We are dead. I, you, and everyone we had ever known when we were alive is dead. The huge collection of books that you used to dust every weekend, and arrange in patterns astonishing everyone who gazed through the front door is now sitting in clutters in the storeroom. A TV acquires the place of the bookshelf. The front door is no longer the lush green it used to be. The Almira that once stored your valuables, the mirror which witnessed you getting dressed every morning, the small cabinet, ownership of which inspired many quarrels between me and you, that Almira along with the small Stewie Griffin figurine which I had kept secured since our early adulthood has been recycled into cans and bicycles. Our next-generation has recycled our stuff, our memories, our dreams, and our legacy.
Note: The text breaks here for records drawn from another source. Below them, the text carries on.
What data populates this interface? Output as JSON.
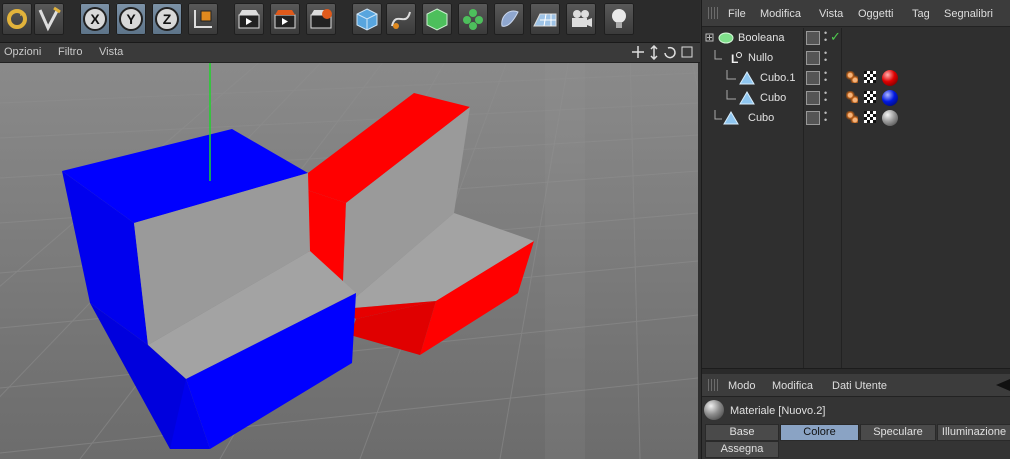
{
  "toolbar": {
    "axis_x": "X",
    "axis_y": "Y",
    "axis_z": "Z"
  },
  "viewport_menu": {
    "items": [
      "Opzioni",
      "Filtro",
      "Vista"
    ]
  },
  "object_manager": {
    "menu": [
      "File",
      "Modifica",
      "Vista",
      "Oggetti",
      "Tag",
      "Segnalibri"
    ],
    "objects": [
      {
        "name": "Booleana"
      },
      {
        "name": "Nullo"
      },
      {
        "name": "Cubo.1"
      },
      {
        "name": "Cubo"
      },
      {
        "name": "Cubo"
      }
    ],
    "checkmark": "✓"
  },
  "attribute_manager": {
    "menu": [
      "Modo",
      "Modifica",
      "Dati Utente"
    ],
    "title": "Materiale [Nuovo.2]",
    "tabs": [
      "Base",
      "Colore",
      "Speculare",
      "Illuminazione"
    ],
    "active_tab": "Colore",
    "assign_tab": "Assegna"
  },
  "colors": {
    "accent_blue": "#0000ff",
    "accent_red": "#ff0000",
    "active_tab": "#8aa3c4"
  }
}
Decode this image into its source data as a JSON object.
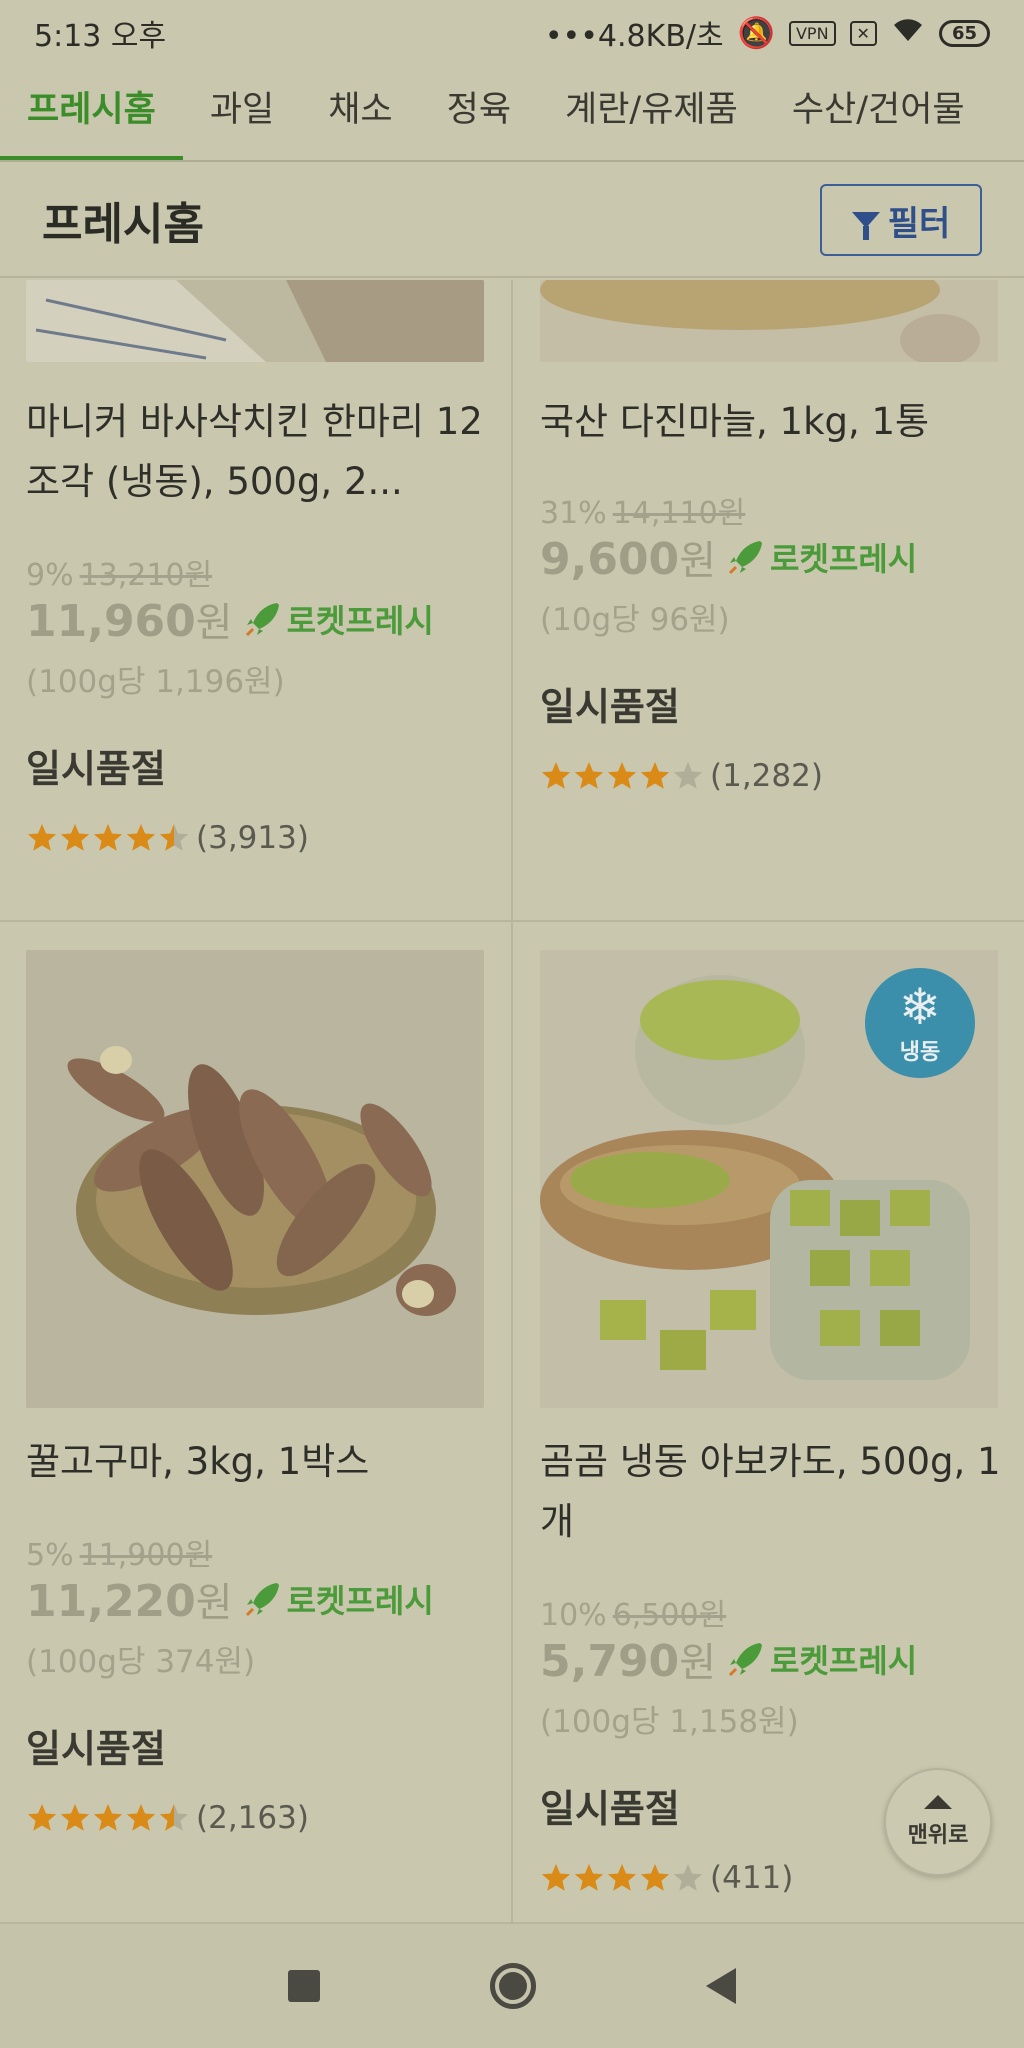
{
  "status_bar": {
    "time": "5:13 오후",
    "network": "•••4.8KB/초",
    "vpn": "VPN",
    "battery": "65"
  },
  "tabs": [
    "프레시홈",
    "과일",
    "채소",
    "정육",
    "계란/유제품",
    "수산/건어물"
  ],
  "header": {
    "title": "프레시홈",
    "filter_label": "필터"
  },
  "products": [
    {
      "name": "마니커 바사삭치킨 한마리 12조각 (냉동), 500g, 2...",
      "discount": "9%",
      "original_price": "13,210원",
      "price": "11,960",
      "currency": "원",
      "delivery_badge": "로켓프레시",
      "unit_price": "(100g당 1,196원)",
      "status": "일시품절",
      "rating": 4.5,
      "review_count": "(3,913)"
    },
    {
      "name": "국산 다진마늘, 1kg, 1통",
      "discount": "31%",
      "original_price": "14,110원",
      "price": "9,600",
      "currency": "원",
      "delivery_badge": "로켓프레시",
      "unit_price": "(10g당 96원)",
      "status": "일시품절",
      "rating": 4,
      "review_count": "(1,282)"
    },
    {
      "name": "꿀고구마, 3kg, 1박스",
      "discount": "5%",
      "original_price": "11,900원",
      "price": "11,220",
      "currency": "원",
      "delivery_badge": "로켓프레시",
      "unit_price": "(100g당 374원)",
      "status": "일시품절",
      "rating": 4.5,
      "review_count": "(2,163)"
    },
    {
      "name": "곰곰 냉동 아보카도, 500g, 1개",
      "discount": "10%",
      "original_price": "6,500원",
      "price": "5,790",
      "currency": "원",
      "delivery_badge": "로켓프레시",
      "unit_price": "(100g당 1,158원)",
      "status": "일시품절",
      "rating": 4,
      "review_count": "(411)",
      "badge": "냉동"
    }
  ],
  "scroll_top_label": "맨위로",
  "colors": {
    "accent_green": "#3b8d2a",
    "rocket_green": "#4b9b3a",
    "filter_blue": "#2f4f8a",
    "star_orange": "#d98a17",
    "star_empty": "#b0ae98",
    "frozen_blue": "#3b8fab"
  }
}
When I was a boy I used to think that everything will last forever, there was a permanence in everything I experienced. That imaginary version could not last forever and slowly as I aged, the impermanence of things started to dawn on me. This lesson was not a part of any class I took but its importance left a mark which no class could. The denial of this volatility is the first response, but I could not, as I had lost enough by the time, deny. I used to think that nature was the ultimate recycling plant as it slowly replaces and reuses the past to create for the new. But nature will not remove your favorite painting from the drawing-room, your own children will. New life requires room to live and that room is created from the wreckage you once called your own.